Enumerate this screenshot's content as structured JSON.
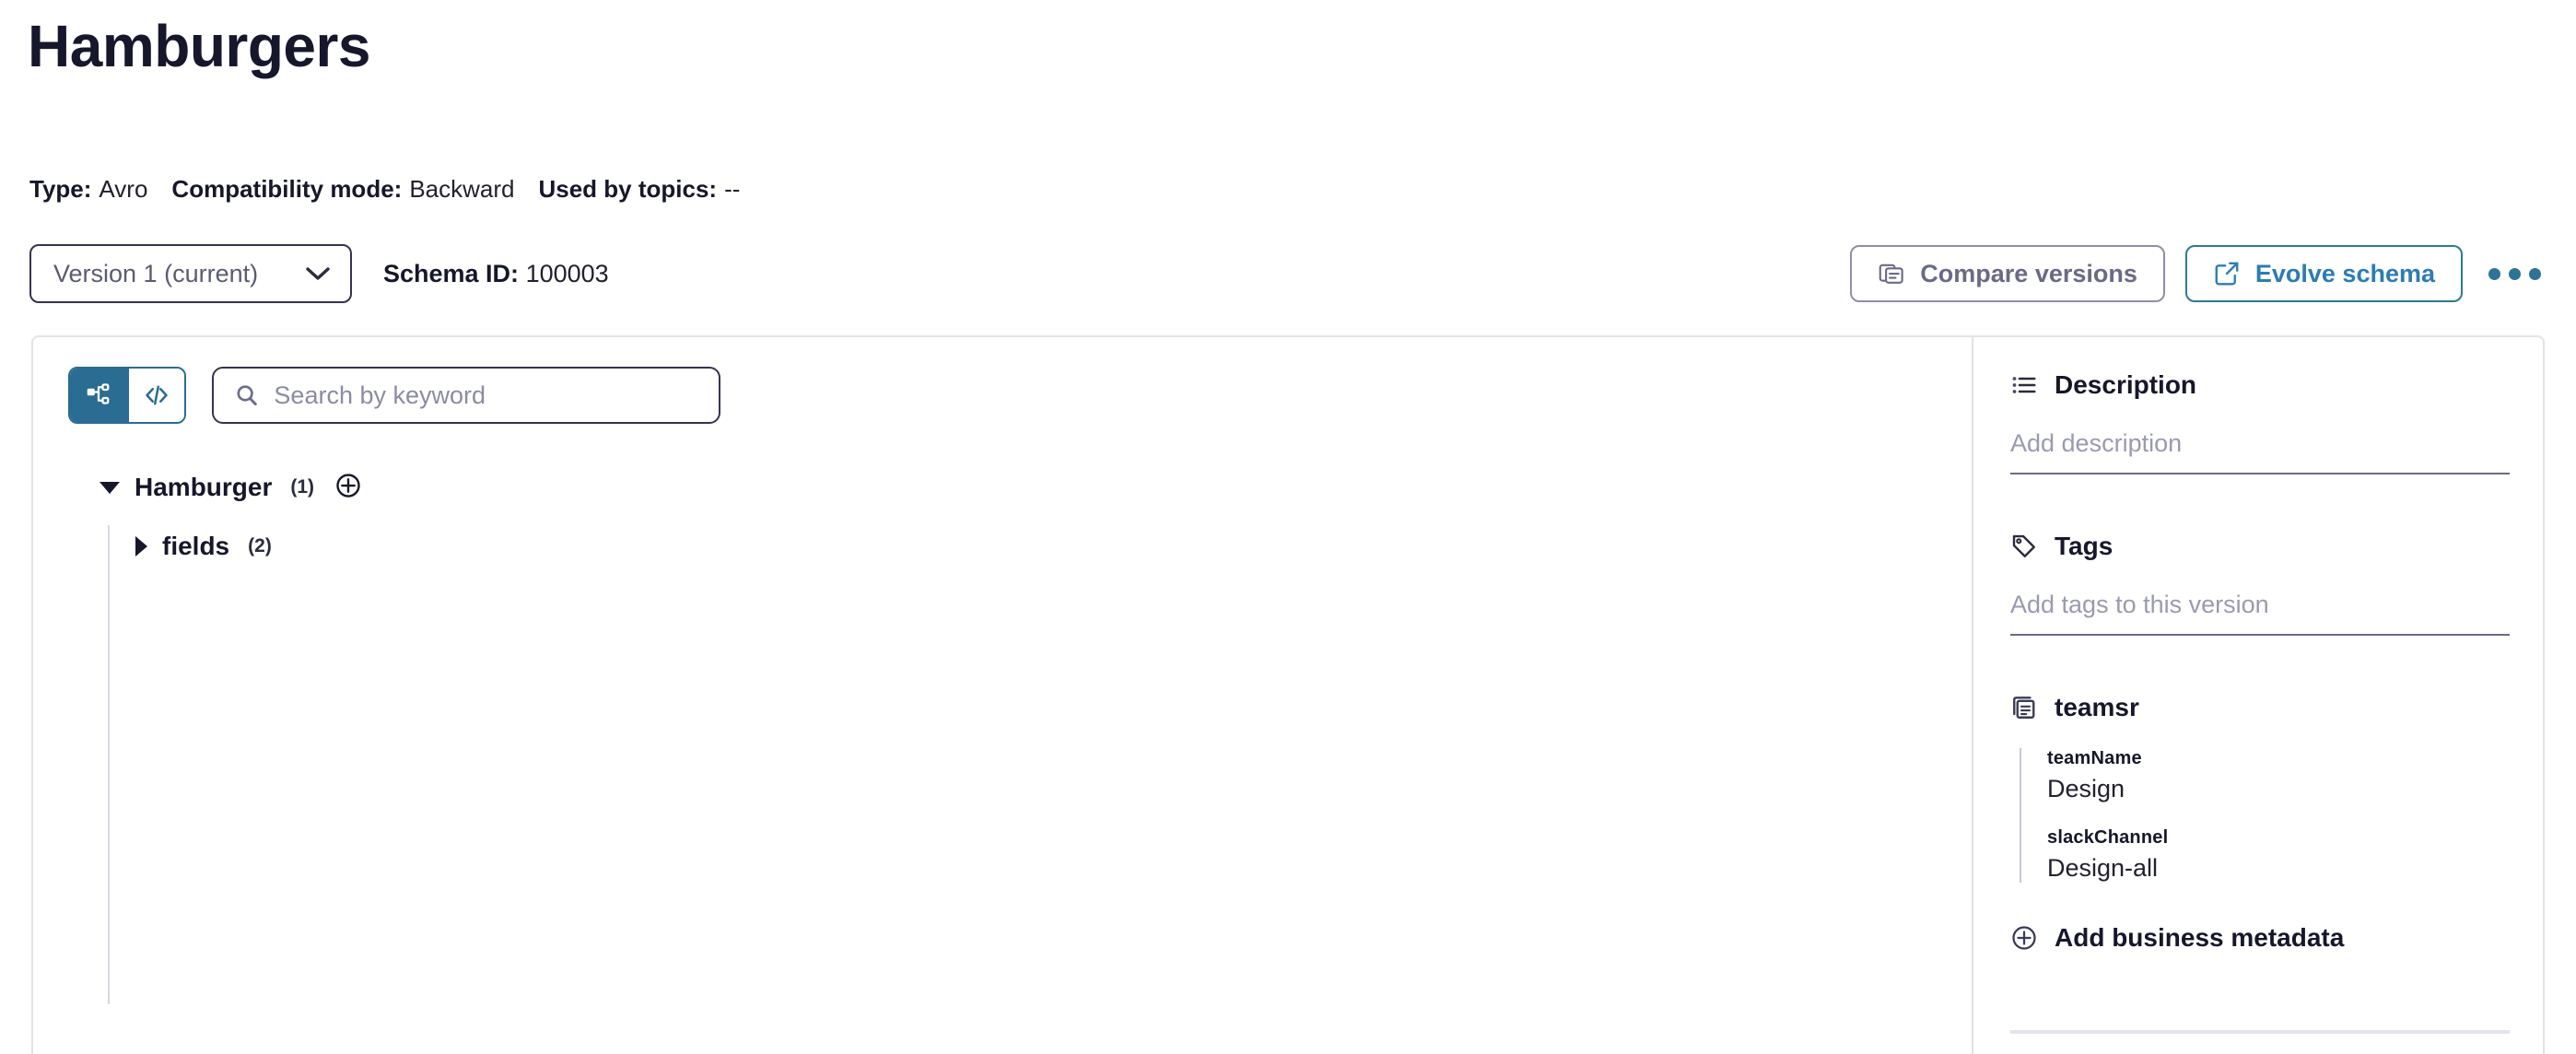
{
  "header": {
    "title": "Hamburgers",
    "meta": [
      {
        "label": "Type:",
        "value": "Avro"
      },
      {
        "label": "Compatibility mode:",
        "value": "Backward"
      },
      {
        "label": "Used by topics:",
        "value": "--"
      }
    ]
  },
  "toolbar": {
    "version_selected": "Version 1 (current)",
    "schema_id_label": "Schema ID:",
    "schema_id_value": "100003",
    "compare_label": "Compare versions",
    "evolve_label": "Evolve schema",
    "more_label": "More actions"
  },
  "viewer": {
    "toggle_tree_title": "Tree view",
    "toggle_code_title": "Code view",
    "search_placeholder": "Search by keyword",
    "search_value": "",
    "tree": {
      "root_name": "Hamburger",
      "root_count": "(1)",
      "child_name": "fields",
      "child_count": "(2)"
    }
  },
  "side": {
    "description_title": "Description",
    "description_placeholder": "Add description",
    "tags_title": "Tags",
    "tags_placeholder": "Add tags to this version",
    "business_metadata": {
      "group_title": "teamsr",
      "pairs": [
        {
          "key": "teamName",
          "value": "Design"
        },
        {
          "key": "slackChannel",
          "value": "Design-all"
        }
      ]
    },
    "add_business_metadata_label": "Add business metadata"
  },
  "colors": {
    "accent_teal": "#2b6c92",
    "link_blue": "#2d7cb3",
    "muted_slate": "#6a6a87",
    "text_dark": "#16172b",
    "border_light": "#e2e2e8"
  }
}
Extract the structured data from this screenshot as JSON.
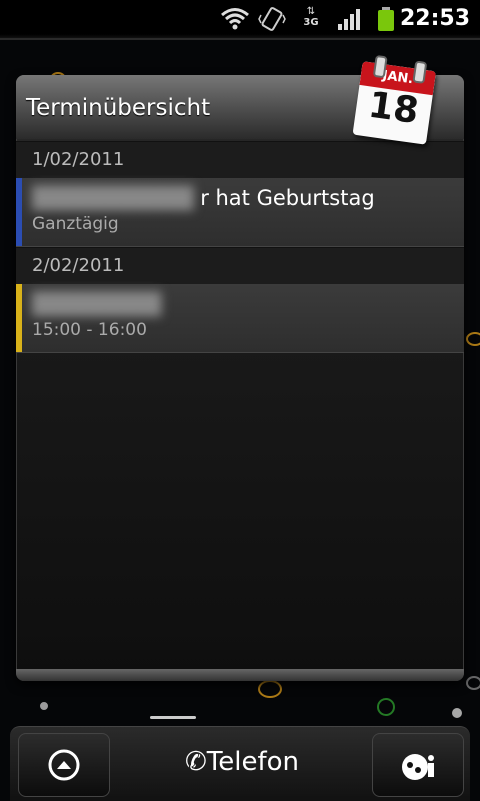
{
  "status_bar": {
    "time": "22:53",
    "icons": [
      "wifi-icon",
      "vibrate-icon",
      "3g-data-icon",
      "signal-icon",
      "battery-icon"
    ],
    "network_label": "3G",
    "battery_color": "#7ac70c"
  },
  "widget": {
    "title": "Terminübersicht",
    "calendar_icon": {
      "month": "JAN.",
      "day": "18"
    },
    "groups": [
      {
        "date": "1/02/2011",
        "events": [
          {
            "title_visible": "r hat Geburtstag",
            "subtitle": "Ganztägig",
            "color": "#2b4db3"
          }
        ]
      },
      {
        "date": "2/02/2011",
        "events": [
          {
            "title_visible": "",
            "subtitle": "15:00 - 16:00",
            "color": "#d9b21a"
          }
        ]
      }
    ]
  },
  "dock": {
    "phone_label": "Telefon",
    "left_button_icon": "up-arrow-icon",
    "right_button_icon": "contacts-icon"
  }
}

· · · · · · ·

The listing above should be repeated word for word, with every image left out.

Enumerate this screenshot's content as structured JSON.
{
  "header": {
    "title": "Hamburgers",
    "meta": [
      {
        "label": "Type:",
        "value": "Avro"
      },
      {
        "label": "Compatibility mode:",
        "value": "Backward"
      },
      {
        "label": "Used by topics:",
        "value": "--"
      }
    ]
  },
  "toolbar": {
    "version_selected": "Version 1 (current)",
    "schema_id_label": "Schema ID:",
    "schema_id_value": "100003",
    "compare_label": "Compare versions",
    "evolve_label": "Evolve schema",
    "more_label": "More actions"
  },
  "viewer": {
    "toggle_tree_title": "Tree view",
    "toggle_code_title": "Code view",
    "search_placeholder": "Search by keyword",
    "search_value": "",
    "tree": {
      "root_name": "Hamburger",
      "root_count": "(1)",
      "child_name": "fields",
      "child_count": "(2)"
    }
  },
  "side": {
    "description_title": "Description",
    "description_placeholder": "Add description",
    "tags_title": "Tags",
    "tags_placeholder": "Add tags to this version",
    "business_metadata": {
      "group_title": "teamsr",
      "pairs": [
        {
          "key": "teamName",
          "value": "Design"
        },
        {
          "key": "slackChannel",
          "value": "Design-all"
        }
      ]
    },
    "add_business_metadata_label": "Add business metadata"
  },
  "colors": {
    "accent_teal": "#2b6c92",
    "link_blue": "#2d7cb3",
    "muted_slate": "#6a6a87",
    "text_dark": "#16172b",
    "border_light": "#e2e2e8"
  }
}
Extract the structured data from this screenshot as JSON.
{
  "status_bar": {
    "time": "22:53",
    "icons": [
      "wifi-icon",
      "vibrate-icon",
      "3g-data-icon",
      "signal-icon",
      "battery-icon"
    ],
    "network_label": "3G",
    "battery_color": "#7ac70c"
  },
  "widget": {
    "title": "Terminübersicht",
    "calendar_icon": {
      "month": "JAN.",
      "day": "18"
    },
    "groups": [
      {
        "date": "1/02/2011",
        "events": [
          {
            "title_visible": "r hat Geburtstag",
            "subtitle": "Ganztägig",
            "color": "#2b4db3"
          }
        ]
      },
      {
        "date": "2/02/2011",
        "events": [
          {
            "title_visible": "",
            "subtitle": "15:00 - 16:00",
            "color": "#d9b21a"
          }
        ]
      }
    ]
  },
  "dock": {
    "phone_label": "Telefon",
    "left_button_icon": "up-arrow-icon",
    "right_button_icon": "contacts-icon"
  }
}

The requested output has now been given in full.